▶ [WHAT YOU ARE ASKED TO DO]: Exact copies of all the lines below are required.

▶ [INPUT DATA]:
##########

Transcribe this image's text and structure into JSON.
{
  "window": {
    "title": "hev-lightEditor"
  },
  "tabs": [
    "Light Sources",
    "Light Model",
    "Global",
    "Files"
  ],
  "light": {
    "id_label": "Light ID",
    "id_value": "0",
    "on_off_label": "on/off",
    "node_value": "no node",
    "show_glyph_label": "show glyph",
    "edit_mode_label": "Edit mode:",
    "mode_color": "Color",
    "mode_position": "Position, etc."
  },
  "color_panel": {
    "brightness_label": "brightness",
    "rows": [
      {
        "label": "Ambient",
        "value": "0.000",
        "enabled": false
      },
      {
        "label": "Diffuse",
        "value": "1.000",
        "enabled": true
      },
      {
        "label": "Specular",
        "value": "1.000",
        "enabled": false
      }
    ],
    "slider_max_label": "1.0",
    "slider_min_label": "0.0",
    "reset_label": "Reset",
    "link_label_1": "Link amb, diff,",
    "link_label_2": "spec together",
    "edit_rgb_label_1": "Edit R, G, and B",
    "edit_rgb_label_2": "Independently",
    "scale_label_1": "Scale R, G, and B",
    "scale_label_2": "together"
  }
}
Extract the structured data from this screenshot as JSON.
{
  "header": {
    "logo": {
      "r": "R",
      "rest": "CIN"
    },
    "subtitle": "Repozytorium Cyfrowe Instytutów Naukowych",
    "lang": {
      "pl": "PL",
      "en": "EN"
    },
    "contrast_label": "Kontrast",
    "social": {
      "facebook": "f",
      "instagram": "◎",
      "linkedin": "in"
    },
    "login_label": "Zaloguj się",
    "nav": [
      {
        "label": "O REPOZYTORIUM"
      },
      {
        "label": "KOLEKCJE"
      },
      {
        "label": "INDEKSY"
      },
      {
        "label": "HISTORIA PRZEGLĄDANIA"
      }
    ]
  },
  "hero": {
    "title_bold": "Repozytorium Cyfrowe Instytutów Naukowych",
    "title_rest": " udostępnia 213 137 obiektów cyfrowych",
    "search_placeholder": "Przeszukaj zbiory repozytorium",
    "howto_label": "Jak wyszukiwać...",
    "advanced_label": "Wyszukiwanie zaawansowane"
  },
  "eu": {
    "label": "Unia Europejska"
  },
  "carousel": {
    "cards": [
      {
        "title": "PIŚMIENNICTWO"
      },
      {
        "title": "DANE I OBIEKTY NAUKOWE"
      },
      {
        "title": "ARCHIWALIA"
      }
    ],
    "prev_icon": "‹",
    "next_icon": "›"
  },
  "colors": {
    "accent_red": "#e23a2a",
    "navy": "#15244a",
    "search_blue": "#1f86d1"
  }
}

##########

▶ [COMPLETED EXERCISE]:
Transcribe this image's text and structure into JSON.
{
  "window": {
    "title": "hev-lightEditor"
  },
  "tabs": [
    "Light Sources",
    "Light Model",
    "Global",
    "Files"
  ],
  "light": {
    "id_label": "Light ID",
    "id_value": "0",
    "on_off_label": "on/off",
    "node_value": "no node",
    "show_glyph_label": "show glyph",
    "edit_mode_label": "Edit mode:",
    "mode_color": "Color",
    "mode_position": "Position, etc."
  },
  "color_panel": {
    "brightness_label": "brightness",
    "rows": [
      {
        "label": "Ambient",
        "value": "0.000",
        "enabled": false
      },
      {
        "label": "Diffuse",
        "value": "1.000",
        "enabled": true
      },
      {
        "label": "Specular",
        "value": "1.000",
        "enabled": false
      }
    ],
    "slider_max_label": "1.0",
    "slider_min_label": "0.0",
    "reset_label": "Reset",
    "link_label_1": "Link amb, diff,",
    "link_label_2": "spec together",
    "edit_rgb_label_1": "Edit R, G, and B",
    "edit_rgb_label_2": "Independently",
    "scale_label_1": "Scale R, G, and B",
    "scale_label_2": "together"
  }
}
Extract the structured data from this screenshot as JSON.
{
  "header": {
    "logo": {
      "r": "R",
      "rest": "CIN"
    },
    "subtitle": "Repozytorium Cyfrowe Instytutów Naukowych",
    "lang": {
      "pl": "PL",
      "en": "EN"
    },
    "contrast_label": "Kontrast",
    "social": {
      "facebook": "f",
      "instagram": "◎",
      "linkedin": "in"
    },
    "login_label": "Zaloguj się",
    "nav": [
      {
        "label": "O REPOZYTORIUM"
      },
      {
        "label": "KOLEKCJE"
      },
      {
        "label": "INDEKSY"
      },
      {
        "label": "HISTORIA PRZEGLĄDANIA"
      }
    ]
  },
  "hero": {
    "title_bold": "Repozytorium Cyfrowe Instytutów Naukowych",
    "title_rest": " udostępnia 213 137 obiektów cyfrowych",
    "search_placeholder": "Przeszukaj zbiory repozytorium",
    "howto_label": "Jak wyszukiwać...",
    "advanced_label": "Wyszukiwanie zaawansowane"
  },
  "eu": {
    "label": "Unia Europejska"
  },
  "carousel": {
    "cards": [
      {
        "title": "PIŚMIENNICTWO"
      },
      {
        "title": "DANE I OBIEKTY NAUKOWE"
      },
      {
        "title": "ARCHIWALIA"
      }
    ],
    "prev_icon": "‹",
    "next_icon": "›"
  },
  "colors": {
    "accent_red": "#e23a2a",
    "navy": "#15244a",
    "search_blue": "#1f86d1"
  }
}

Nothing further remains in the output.